The point of the conventional diplomacy which Trump sometimes abandons for Twitter is that it minimises the risks of any such misunderstandings.  These are horribly real for Britain.  Very, very few men and women who clamber each day on and off the decks of the Clapham omnibus grasp that we are committed to go to war if Putin assails any of the Baltic states.

This brings us to May’s visit to Washington.  There is ambiguity about her foreign policy – for example, over her attitude to China, to which she sent one signal by questioning the Hinckley Point project before sending another by promising a “golden era of relations”.  Or consider her stance on Israel.  First, she voted against it at the UN.  Next, she deliberately cosied up it to by kicking John Kerry on his way out of the door.

A conventional response to these uncertainties is to call for the Prime Minister to make a major foreign affairs speech setting out her worldview.  Never mind that for the moment.  Her hands are full with social reform and managing Brexit.  And in any event, her main foreign policy mission lies ahead in Washington.  The vicar’s daughter is better-known for inscrutability than schmoozing.  But she must somehow charm in private a man who seems incapable of showing charm in public.  She must try to persuade him to give the unwavering commitment to America’s NATO obligations that he has not yet been prepared to offer.  She must tilt him away from Putin.
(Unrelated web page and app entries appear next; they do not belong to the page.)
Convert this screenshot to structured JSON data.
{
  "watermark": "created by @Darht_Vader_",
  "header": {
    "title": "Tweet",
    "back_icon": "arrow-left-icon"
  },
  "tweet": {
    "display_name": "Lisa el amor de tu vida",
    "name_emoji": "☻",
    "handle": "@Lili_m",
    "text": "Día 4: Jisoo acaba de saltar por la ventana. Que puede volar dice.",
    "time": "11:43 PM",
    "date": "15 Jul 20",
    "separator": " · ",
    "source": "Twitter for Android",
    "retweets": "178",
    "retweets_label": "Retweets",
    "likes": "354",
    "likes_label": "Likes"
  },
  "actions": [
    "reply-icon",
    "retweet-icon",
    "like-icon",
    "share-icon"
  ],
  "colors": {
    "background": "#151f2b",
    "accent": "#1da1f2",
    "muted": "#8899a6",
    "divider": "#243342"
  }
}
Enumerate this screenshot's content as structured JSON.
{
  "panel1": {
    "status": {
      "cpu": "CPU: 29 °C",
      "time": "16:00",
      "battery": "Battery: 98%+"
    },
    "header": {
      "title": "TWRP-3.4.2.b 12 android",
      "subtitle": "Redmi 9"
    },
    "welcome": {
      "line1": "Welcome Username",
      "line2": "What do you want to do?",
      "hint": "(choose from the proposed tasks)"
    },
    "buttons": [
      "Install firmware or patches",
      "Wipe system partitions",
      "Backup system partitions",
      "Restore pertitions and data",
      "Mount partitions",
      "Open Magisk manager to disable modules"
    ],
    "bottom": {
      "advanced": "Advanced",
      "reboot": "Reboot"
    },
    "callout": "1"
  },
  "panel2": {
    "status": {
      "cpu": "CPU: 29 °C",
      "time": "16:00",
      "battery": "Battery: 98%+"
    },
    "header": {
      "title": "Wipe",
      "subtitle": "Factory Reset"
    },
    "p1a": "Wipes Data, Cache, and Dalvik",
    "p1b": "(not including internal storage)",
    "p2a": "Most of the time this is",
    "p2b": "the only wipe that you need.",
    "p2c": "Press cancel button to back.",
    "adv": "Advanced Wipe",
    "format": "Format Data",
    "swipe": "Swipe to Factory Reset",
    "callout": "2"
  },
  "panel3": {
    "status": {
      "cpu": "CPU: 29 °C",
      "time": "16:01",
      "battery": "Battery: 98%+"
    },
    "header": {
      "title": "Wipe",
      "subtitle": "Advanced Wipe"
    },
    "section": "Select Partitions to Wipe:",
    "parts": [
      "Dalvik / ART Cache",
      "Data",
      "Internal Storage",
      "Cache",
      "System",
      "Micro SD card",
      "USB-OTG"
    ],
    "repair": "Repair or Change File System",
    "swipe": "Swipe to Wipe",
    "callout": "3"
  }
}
It follows that it isn’t worth falling out with him over Israel and Palestine – or even, at least at this stage, an issue with bigger repercussions for Britain and the Middle East, such as the proxy Sunni-Shia conflict of which Saudi Arabia and Iran are the main protagonists.  The President-elect is also sympathetic to Brexit and, on paper at least, to Britain too.  So the Prime Minister will want to push at that open door for a trade deal.

It may be, peering into this cloudy future, that she has to break with Trump.  Perhaps he will lead America away from NATO.  The thought challenges a half-century of assumptions about the country, about Britain’s relationship with it, and about our place in the world.  But we live in changing times, and it is prudent to think ahead.

But that moment, if it ever comes, is not yet.  For the immediate future, oiling, greasing up to and, yes, flattering Trump is the name of the game.  We would not quite say that she must, to borrow the idiom of the New Labour years, get up his arse and stay there, but that is about the sum of it.  While, elsewhere, she reminds our European neighbours, as those Brexit negotiations loom, that Trump’s commitment to their defence and security is less than clear.  Our own, by contrast, still stands.  Pity if anything happened to it…